• Your task:
Across all the records, filter for lines with the word "Address" and copy them.
[Opening Given data section]
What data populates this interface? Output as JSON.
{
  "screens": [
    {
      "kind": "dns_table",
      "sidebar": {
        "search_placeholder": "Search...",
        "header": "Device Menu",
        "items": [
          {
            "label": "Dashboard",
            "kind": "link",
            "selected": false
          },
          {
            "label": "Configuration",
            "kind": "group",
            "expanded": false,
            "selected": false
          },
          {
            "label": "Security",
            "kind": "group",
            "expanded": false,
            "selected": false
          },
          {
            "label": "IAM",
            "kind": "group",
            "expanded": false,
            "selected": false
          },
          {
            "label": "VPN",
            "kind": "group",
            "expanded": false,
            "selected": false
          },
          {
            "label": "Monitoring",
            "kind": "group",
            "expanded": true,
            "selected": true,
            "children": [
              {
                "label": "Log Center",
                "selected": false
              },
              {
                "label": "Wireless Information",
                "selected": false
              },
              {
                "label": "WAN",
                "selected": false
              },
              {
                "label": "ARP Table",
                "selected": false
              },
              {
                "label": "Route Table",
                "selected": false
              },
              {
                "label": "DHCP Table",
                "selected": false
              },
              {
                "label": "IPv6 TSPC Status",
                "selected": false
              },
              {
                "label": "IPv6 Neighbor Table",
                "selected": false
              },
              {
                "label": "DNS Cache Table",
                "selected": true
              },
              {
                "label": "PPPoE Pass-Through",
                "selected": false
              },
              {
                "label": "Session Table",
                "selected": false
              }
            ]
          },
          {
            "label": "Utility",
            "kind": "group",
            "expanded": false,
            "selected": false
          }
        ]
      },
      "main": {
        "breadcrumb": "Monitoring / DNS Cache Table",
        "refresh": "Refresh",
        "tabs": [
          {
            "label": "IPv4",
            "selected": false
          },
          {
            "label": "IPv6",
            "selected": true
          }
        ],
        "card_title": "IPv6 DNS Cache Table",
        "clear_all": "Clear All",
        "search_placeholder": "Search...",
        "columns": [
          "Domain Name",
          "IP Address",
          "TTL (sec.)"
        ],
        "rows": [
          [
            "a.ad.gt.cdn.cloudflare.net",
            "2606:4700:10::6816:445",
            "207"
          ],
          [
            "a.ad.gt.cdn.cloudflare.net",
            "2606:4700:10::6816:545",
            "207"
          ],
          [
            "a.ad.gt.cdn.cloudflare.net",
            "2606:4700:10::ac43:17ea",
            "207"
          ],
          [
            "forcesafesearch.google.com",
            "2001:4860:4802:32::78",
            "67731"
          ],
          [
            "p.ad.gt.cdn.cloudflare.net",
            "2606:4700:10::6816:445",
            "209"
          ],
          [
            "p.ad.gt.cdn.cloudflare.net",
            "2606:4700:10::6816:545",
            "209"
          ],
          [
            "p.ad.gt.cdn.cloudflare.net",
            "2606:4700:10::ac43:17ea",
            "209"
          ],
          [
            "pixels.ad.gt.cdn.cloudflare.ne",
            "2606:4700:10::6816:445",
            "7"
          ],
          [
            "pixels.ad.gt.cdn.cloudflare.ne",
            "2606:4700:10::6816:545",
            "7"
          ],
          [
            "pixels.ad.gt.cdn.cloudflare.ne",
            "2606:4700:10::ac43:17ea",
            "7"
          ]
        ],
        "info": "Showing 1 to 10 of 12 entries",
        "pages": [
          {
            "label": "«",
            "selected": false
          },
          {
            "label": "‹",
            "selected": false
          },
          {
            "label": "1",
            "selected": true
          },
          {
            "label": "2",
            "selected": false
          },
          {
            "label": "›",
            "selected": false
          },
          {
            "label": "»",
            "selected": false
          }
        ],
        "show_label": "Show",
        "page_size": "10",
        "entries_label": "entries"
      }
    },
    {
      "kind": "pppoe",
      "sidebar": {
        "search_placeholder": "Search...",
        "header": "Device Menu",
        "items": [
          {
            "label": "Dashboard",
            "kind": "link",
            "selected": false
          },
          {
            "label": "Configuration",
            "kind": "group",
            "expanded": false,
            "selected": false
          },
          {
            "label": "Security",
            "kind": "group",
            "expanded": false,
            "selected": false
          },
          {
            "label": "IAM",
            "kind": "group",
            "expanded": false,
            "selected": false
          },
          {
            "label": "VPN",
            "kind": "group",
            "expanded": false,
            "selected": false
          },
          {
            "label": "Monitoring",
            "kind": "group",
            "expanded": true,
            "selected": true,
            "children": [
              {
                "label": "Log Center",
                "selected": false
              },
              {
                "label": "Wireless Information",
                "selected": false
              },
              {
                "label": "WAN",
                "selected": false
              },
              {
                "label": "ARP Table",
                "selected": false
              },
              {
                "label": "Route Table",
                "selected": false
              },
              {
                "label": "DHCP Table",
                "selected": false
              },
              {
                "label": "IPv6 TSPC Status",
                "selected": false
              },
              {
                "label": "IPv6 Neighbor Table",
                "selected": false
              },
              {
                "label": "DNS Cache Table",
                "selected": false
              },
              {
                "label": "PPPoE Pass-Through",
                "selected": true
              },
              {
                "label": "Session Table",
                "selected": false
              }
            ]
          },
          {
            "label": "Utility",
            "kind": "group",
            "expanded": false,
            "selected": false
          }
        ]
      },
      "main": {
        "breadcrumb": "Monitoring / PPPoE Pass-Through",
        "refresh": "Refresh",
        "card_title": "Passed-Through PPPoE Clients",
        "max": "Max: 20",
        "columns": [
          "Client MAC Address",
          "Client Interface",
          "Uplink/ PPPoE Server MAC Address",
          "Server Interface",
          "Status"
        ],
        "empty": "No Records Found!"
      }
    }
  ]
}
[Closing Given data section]
• Written reply:
          "IP Address",
          "Client MAC Address",
          "Uplink/ PPPoE Server MAC Address",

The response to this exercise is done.